When it comes to predicting heat waves, a new study from Arizona State University shows that the necessary data already exists, and simply needed a new approach. The experts found clear patterns in temperature evolution that precede abrupt global warming events.
“Critical transitions have been identified in global and regional climate systems, during which a small perturbation can lead to a qualitative change. They are notoriously difficult to predict and can have potential catastrophic impacts on ecosystems and human society,” wrote the study authors.
“However, certain characteristics may exist prior to such transitions, and can serve as the early‐warning signals to predict critical transitions in climate systems. Here we investigate the early‐warning signals in global warming and regional heat waves based on temperature records.”
The researchers analyzed temperature records during the early 20th century – before global warming – as well as temperatures leading up to recent heat waves. The analysis revealed clear patterns that can serve as early warning signals of extreme heat waves.
Study co-author Chenghao Wang is a former ASU Research Scientist who is now at the Department of Earth System Science at Stanford University.
“Many studies have identified such changes in climate systems, like the sudden end of a glacial period,” said Wang. “These qualitative changes usually have early-warning signals several thousand years before them.”
“We detected similar signals in events much shorter than previous studies. We found early-warning signals also exist before global warming and heat waves on the time scale of years and days.”
Beyond looking at historical data, the experts have been tracking current temperature fluctuations based on data from airport weather stations. The researchers explained that when three consecutive days are unusually hot compared to the 30-year record, it is considered a heat wave.
“This method isn’t just applicable for predicting extreme weather events in the next few days or weeks,” said Professor Zhihua Wang. “It observes human-induced variabilities and will support prediction over the next decades or even century.”
According to Professor Wang, the new analytic method creates a “completely new frontier” for evaluating how things like global energy consumption and, conversely, the introduction of urban green infrastructure, are affecting climate change.
“We’re not replacing existing evaluation tools.
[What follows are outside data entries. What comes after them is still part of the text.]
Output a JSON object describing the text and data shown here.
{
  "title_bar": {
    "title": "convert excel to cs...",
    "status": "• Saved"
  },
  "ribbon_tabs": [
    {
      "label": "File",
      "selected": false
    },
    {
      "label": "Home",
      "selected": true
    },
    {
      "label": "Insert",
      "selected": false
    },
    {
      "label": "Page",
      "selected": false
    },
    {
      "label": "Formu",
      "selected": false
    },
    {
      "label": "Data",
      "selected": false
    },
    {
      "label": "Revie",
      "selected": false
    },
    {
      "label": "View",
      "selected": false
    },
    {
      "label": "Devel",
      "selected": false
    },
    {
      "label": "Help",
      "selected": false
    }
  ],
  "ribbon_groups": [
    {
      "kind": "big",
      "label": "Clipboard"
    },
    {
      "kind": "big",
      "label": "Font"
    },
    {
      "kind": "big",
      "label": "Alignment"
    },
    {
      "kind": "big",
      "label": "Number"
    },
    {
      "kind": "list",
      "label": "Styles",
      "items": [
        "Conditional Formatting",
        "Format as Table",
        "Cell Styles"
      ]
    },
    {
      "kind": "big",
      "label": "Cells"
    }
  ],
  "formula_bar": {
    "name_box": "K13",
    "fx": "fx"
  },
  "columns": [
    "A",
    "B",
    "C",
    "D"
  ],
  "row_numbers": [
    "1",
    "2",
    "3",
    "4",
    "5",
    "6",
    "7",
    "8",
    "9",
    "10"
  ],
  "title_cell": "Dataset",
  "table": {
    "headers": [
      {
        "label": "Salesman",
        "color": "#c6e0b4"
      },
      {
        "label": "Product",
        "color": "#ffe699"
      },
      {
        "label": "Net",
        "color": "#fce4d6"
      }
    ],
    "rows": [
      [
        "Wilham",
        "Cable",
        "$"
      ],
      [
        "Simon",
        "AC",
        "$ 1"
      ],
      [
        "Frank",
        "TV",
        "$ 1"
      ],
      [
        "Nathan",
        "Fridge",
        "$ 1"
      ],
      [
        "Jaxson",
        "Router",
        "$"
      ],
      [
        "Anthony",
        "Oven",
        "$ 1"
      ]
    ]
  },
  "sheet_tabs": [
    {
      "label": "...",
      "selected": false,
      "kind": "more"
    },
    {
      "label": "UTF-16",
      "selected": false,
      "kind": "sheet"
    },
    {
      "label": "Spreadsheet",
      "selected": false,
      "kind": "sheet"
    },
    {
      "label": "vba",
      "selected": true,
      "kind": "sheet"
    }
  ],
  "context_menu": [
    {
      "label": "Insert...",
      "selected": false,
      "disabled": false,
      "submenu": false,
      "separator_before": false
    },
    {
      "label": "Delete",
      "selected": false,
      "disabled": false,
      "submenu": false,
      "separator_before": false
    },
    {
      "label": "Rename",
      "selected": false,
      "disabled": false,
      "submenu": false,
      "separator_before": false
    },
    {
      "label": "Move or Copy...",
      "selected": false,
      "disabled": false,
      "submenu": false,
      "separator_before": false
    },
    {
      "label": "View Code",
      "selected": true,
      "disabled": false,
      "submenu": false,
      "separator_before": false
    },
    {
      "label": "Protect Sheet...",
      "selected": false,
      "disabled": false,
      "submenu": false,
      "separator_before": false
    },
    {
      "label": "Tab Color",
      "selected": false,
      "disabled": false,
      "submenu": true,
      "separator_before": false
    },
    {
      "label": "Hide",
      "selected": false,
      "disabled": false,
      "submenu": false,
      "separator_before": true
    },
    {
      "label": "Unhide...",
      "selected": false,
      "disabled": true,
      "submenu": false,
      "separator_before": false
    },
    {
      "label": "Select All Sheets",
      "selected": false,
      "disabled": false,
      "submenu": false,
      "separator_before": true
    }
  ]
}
The data is already there. It’s enabling us to gauge what actions are having an impact.”
For their investigation, Chenghao Wang and Professor Zhihua Wang also collaborated with rising high school junior Linda Sun at Horace Greely High School in Chappaqua, New York.
The study is published in the journal Geophysical Research Letters.